Permanent URL:
http://handle.nal.usda.gov/10113/56073
Abstract:
Seeding is a key management tool for semi-arid and arid rangeland. In these systems, however, seeded species often fail to establish. The objectives of this study were to identify demographic transitions limiting seedling recruitment in a disturbed, sage steppe system and determine the degree to which these demographic limitations varied across years. To do this we seeded disturbed plots in 2007, 2008 and 2009 using monocultures of the native perennial bunchgrasses Pseudoroegenaria spicata and Elymus elymoides and the introduced bunchgrass Agropyron desertorum and we tracked the fate of seed and plants through key demographic transitions spanning germination to adult plant survival. Across the three study years and species we found that germination was high and rapid, with species obtaining 50% germination by December. For both native species, however, the percentage of germinated seed that emerged was low, averaging 16%. For the introduced A. desertorum, on average, 50% of the seeds that germinated emerged. Relative to the number of seeds sown, over 60% of the native grass individuals died after seeds germinated but before seedlings emerged. In contrast, only about 8% of the native grasses died following emergence and transitioning to an adult plant. Early emergence of seedlings did not increase survival probability or decrease midday plant water potential. Contrary to widely held notions, these demography data suggest factors like summer drought and competition from weeds may not be causes of many restoration failures. Instead these data suggest factors that operate in winter or early spring after seeds germinate but before seedlings emerge, such as soil freeze-thaw events, seed pathogens, or formation of physical crusts, may be key drivers of seeding failures. Management tools and seed mixes that overcome this emergence bottleneck may greatly improve restoration outcomes in these systems.
Author(s):
J. J. James , M. J. Rinella , T. Svejcar
Subject(s):
Agropyron desertorum , Elymus elymoides , Pseudoroegneria spicata , crop-weed competition , demography , drought , grasses , indigenous species , mature plants , pathogens , probability , rangelands , recruitment , seed germination , seedling emergence , seedlings , seeds , sowing , spring , steppes , summer , water potential , winter
Source:
Rangeland ecology & management 2012 v.65 no.4
Language:
English
Year:
2012
Collection:
Journal Articles, USDA Authors, Peer-Reviewed

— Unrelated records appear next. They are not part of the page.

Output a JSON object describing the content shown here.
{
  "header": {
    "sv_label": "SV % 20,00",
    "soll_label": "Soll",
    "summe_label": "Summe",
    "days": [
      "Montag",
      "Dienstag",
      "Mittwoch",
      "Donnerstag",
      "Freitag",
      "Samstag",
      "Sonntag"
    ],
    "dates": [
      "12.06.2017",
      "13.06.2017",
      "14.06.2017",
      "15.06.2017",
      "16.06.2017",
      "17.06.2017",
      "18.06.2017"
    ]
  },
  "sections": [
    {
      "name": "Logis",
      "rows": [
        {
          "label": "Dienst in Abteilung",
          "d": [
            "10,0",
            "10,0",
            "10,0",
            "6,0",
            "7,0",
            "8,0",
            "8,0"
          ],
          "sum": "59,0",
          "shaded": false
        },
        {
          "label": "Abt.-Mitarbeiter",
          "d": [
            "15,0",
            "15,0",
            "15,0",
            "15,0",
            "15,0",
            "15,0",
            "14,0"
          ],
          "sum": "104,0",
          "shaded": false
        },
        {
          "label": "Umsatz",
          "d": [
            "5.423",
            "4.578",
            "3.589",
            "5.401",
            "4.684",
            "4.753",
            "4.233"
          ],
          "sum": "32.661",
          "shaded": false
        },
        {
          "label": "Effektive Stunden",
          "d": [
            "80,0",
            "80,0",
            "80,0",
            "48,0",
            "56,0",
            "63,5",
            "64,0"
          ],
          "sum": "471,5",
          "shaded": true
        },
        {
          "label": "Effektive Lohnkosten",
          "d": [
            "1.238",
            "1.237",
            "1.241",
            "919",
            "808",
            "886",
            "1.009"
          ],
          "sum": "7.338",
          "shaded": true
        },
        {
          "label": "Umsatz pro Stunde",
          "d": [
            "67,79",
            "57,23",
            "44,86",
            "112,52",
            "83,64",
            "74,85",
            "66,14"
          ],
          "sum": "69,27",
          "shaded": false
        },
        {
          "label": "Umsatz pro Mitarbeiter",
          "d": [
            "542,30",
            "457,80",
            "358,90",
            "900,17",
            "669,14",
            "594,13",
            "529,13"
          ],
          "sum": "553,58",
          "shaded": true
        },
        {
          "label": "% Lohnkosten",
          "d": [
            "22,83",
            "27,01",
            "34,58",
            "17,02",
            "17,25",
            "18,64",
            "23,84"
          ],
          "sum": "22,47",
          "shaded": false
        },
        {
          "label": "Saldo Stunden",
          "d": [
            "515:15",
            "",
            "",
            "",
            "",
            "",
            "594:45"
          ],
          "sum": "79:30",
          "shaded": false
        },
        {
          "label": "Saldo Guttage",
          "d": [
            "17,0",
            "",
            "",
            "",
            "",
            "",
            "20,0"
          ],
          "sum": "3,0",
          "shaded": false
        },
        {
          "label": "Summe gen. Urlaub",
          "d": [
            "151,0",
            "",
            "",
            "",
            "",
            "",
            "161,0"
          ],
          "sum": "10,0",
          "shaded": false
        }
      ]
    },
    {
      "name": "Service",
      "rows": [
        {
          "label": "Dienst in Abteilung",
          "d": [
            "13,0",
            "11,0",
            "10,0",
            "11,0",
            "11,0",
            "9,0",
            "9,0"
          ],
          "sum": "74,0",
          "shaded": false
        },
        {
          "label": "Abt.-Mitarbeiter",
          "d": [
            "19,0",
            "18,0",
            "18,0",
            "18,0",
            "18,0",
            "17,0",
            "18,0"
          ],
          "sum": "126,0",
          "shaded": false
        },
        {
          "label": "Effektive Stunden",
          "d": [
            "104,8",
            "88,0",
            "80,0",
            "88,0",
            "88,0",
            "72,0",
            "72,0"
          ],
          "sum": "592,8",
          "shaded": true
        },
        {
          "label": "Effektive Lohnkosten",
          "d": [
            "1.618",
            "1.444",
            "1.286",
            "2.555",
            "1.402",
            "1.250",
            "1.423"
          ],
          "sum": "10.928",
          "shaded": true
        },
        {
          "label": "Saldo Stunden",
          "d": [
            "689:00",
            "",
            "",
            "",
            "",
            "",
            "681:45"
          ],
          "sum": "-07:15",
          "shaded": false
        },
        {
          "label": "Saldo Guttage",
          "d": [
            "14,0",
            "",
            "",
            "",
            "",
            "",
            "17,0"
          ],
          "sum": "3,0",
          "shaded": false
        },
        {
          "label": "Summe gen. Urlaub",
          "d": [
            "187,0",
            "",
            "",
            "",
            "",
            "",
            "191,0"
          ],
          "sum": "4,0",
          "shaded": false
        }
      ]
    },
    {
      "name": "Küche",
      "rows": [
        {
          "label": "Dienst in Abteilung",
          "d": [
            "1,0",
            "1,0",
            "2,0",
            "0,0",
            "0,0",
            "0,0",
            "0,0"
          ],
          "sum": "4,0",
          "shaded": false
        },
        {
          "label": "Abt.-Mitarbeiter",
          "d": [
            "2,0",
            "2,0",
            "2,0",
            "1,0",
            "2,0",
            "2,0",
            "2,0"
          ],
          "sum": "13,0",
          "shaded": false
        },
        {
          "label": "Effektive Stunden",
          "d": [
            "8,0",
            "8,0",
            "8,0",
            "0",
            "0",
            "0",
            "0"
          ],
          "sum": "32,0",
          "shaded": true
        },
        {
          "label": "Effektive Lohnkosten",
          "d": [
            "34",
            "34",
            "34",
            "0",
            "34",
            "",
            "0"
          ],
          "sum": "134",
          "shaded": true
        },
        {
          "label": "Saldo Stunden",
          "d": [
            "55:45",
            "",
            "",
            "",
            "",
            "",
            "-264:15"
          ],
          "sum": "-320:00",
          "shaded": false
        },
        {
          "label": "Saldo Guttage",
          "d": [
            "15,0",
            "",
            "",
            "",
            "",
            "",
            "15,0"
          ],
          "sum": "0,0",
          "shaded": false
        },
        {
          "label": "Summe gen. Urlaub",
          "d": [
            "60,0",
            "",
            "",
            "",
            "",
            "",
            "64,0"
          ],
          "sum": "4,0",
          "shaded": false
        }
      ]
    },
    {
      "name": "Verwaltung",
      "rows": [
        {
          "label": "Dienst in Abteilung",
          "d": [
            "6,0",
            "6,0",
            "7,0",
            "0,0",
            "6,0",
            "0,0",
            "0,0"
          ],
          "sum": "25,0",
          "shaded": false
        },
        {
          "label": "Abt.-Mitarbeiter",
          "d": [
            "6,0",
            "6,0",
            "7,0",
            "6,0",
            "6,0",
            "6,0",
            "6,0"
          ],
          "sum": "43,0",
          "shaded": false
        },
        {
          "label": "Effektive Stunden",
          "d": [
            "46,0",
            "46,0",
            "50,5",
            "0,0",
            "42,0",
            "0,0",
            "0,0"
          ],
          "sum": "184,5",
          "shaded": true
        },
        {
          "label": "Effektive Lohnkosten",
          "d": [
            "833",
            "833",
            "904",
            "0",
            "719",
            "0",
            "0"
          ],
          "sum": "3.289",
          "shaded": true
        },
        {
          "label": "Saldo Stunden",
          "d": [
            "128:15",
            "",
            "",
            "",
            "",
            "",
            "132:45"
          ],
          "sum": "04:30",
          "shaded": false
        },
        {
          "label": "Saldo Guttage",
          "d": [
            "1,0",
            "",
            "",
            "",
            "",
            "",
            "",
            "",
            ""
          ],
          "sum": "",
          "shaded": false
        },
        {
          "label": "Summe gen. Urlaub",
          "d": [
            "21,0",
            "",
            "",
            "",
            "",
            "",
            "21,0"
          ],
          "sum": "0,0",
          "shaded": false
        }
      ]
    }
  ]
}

File:
Download [PDF File]
Rights:
Works produced by employees of the U.S. Government as part of their official duties are not copyrighted within the U.S. The content of this document is not copyrighted.